Beech Aphid Poop Eater fungus (Scorias spongiosa) -
Last year at this time, I saw a lot of Beech Aphid Poop Eater fungus.  As a matter of fact, it seemed like I saw it everywhere I looked, but this year there isn’t really that much of it around.  Either way, Beech Aphids Poop Eater fungus is very interesting to me…  Beech Aphids or Beech Blight Aphids (Grylloprociphilus imbricator) produce a basic sugar as their “poop” in off white masses that collect in masses on Beech leaves and branches.  Then the Poop Eater fungus grows on and feeds off those sugars, turning the entire mass black. 

Tulip Leaf (Liriodendron tulipifera) -
Tulip trees, also known as Yellow Poplar, don’t typically have such large leaves, at least in my experience, but this particular leaf we found was huge.  And the greenish yellow color of the leaf contrasted against the browns of the leaves and rocks in the stream making for an interesting picture.
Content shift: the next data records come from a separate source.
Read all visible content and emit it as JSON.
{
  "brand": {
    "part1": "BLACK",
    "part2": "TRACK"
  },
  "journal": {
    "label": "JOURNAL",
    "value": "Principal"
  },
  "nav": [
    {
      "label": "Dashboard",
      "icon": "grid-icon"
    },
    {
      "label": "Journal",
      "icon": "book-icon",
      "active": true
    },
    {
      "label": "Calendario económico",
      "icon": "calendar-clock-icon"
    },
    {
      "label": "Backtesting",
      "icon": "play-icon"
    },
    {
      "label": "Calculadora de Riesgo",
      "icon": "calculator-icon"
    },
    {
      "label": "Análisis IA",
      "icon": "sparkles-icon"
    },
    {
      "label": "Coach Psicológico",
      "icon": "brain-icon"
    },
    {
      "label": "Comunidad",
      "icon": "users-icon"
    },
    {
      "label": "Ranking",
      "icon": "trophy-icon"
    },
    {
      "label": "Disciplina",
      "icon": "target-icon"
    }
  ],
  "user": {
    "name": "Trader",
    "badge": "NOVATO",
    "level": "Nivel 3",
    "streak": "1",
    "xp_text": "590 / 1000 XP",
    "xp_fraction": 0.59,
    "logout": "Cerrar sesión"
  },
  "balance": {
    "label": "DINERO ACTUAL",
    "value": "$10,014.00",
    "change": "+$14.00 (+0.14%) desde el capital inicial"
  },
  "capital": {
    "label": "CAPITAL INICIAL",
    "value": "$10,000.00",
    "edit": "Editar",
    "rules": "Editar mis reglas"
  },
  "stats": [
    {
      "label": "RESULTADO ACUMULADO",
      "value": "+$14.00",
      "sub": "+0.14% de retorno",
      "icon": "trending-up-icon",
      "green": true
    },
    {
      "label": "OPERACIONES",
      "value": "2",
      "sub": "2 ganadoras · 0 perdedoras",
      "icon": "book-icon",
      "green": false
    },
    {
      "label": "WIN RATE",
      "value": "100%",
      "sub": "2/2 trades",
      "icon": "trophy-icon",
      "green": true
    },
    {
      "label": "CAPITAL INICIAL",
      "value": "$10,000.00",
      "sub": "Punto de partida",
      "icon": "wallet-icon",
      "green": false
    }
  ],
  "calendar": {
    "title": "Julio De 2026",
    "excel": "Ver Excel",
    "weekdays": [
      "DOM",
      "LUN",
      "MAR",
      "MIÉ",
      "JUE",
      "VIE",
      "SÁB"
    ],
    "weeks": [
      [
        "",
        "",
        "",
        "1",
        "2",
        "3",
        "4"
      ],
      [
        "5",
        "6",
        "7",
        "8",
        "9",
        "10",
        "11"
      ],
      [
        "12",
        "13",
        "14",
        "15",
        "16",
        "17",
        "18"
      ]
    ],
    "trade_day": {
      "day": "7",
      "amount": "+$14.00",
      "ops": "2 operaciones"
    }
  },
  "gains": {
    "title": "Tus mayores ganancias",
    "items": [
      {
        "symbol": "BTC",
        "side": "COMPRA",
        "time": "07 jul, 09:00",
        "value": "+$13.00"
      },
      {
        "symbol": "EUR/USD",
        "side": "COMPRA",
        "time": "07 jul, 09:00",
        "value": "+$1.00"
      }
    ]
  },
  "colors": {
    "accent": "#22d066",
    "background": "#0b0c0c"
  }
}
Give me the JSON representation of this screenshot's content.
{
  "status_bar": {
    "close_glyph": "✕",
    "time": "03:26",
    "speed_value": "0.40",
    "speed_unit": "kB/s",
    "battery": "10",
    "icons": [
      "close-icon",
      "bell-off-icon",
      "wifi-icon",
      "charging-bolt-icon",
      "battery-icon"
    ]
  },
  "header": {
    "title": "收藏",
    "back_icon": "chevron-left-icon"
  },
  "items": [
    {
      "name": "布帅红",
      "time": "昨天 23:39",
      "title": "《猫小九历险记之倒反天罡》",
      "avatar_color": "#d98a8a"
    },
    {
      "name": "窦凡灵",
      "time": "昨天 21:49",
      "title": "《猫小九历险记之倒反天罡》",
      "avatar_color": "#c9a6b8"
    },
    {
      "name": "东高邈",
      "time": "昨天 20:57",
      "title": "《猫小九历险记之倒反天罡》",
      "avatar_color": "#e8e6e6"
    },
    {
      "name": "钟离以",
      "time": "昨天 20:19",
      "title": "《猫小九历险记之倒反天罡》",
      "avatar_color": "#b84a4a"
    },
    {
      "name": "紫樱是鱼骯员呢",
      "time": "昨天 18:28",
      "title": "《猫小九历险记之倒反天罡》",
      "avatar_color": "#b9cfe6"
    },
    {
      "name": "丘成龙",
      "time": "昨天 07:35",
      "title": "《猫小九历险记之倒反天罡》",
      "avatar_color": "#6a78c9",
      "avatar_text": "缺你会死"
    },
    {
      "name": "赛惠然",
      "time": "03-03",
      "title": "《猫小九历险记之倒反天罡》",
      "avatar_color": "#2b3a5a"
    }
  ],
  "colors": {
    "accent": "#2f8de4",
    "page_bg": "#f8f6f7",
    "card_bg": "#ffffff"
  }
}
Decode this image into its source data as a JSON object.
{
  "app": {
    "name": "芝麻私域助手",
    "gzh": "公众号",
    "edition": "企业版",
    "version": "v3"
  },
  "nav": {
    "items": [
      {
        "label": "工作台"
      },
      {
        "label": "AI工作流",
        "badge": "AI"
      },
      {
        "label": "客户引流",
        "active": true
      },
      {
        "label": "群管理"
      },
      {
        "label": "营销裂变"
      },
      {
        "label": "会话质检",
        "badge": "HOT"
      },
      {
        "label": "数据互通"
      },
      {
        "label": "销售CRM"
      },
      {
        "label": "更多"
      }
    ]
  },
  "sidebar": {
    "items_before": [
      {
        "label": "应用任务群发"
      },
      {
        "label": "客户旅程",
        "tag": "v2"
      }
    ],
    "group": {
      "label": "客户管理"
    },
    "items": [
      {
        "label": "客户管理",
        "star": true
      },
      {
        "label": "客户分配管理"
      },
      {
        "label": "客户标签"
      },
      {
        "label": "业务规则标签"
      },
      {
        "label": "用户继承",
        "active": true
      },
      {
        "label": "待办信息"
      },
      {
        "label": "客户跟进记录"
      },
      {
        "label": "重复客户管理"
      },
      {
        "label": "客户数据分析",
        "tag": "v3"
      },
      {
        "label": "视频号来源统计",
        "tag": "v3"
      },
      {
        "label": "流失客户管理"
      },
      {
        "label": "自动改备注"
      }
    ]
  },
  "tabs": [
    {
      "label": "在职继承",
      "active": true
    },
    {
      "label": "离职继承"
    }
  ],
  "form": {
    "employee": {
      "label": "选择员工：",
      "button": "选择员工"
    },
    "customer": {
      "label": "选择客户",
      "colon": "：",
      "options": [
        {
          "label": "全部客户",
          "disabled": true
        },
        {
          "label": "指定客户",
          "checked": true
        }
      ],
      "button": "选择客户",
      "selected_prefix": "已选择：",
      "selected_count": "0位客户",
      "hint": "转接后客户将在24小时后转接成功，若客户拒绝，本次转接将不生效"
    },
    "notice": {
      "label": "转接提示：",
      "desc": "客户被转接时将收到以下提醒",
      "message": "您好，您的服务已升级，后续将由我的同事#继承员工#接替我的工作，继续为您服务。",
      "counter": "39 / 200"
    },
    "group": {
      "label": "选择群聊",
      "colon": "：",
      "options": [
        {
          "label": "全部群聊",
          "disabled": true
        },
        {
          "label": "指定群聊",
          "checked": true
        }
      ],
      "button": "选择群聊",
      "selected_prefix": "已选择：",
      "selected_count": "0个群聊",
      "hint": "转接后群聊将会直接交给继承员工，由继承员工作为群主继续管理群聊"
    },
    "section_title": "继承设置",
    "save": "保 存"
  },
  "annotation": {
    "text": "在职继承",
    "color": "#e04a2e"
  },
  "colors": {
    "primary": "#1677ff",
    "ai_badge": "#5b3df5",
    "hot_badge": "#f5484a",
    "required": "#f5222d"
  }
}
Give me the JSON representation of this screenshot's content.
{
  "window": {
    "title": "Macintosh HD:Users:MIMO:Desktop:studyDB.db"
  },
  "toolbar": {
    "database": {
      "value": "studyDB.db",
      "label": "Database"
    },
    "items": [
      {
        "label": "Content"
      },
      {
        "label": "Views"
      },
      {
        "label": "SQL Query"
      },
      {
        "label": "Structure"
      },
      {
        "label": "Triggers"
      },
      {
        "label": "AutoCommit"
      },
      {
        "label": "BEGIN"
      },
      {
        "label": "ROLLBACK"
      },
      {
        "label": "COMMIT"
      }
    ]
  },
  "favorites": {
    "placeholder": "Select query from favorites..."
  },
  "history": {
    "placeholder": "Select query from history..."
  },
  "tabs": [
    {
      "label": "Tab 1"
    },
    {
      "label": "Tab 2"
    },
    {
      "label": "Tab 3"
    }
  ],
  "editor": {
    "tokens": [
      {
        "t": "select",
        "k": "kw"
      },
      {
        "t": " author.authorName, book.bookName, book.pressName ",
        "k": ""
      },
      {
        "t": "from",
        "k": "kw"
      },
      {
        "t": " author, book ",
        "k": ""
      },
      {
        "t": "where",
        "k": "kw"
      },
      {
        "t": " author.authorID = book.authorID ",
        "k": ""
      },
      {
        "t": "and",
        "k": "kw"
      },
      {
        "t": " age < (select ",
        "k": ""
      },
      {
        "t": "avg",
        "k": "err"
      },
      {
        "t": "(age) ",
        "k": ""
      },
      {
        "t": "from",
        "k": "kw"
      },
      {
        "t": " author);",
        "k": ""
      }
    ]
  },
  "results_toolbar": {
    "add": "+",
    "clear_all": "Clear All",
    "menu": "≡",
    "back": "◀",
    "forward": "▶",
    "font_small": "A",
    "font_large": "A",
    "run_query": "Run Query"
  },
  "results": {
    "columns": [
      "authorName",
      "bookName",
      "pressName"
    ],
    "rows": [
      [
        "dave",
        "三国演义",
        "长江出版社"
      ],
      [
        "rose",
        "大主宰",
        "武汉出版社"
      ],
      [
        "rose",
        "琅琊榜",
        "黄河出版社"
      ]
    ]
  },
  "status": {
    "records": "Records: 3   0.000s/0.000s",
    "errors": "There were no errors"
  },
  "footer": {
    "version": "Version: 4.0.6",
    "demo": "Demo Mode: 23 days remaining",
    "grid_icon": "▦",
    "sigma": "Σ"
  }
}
Scaly Pholiota (Pholiota squarrosa) - 
Scaly Pholiota are one of my favorite mushrooms.  The small white protrusions that are on the surface of their caps and stems make them look like they have “armor” protecting them.  I don’t see a lot of Scaly Pholiota around and interestingly I actually photographed a few specimens on this exact same log last year at this time so we were excited to see them there again.

Black Footed Polypore (Royoporus badius) -
This is the first time I’ve come across Black Footed Polypore and my nephew (the webmaster at is the one who deserves the credit for identifying it.  This was the largest of the few that were clustered together and it really was spectacular looking.  Plus, I love learning new things, so I was happy to have learned a new type of mushroom.

Pear Shaped Puffballs (Lycoperdon pyriforme) -
These Pear Shaped Puffballs have matured and are ready to release their spores at the slightest touch.  Most of the other puffballs I've seen this year are quite as far along, but these did in fact produce their tell-tale spore cloud when I struck them with a stick.

Delicate Fern Moss (Thuidium delicatulum) with Green Earth Tongue Fungus (Microglossum viride) -
I’ve never spent much time photographing and identifying all the mosses around the Little Sewickley Creek valley but when I saw the green club fungus  growing out of the moss I knew it would make a cool picture.  So I did work on identifying both and if I am correct, the moss is Delicate Fern Moss and the club fungus is actually Green Earth Tongue.  Mosses are very plentiful and easy to spot in our area, but club fungi are much harder to come by so I am glad I was able to identify it.  And Green Earth Tongue seems like a fitting name based on its appearance.

More Pictures:

Unknown Small Brown Mushroom

Turkeytail (Trametes versicolor)

Scaly Pholiota (Pholiota squarrosa)

Unknown Reddish Brown Mushrooms

Paper Wasp Nest

False Turkeytail Mushroom (Stereum ostrea)

Unknown Blue Green Mushroom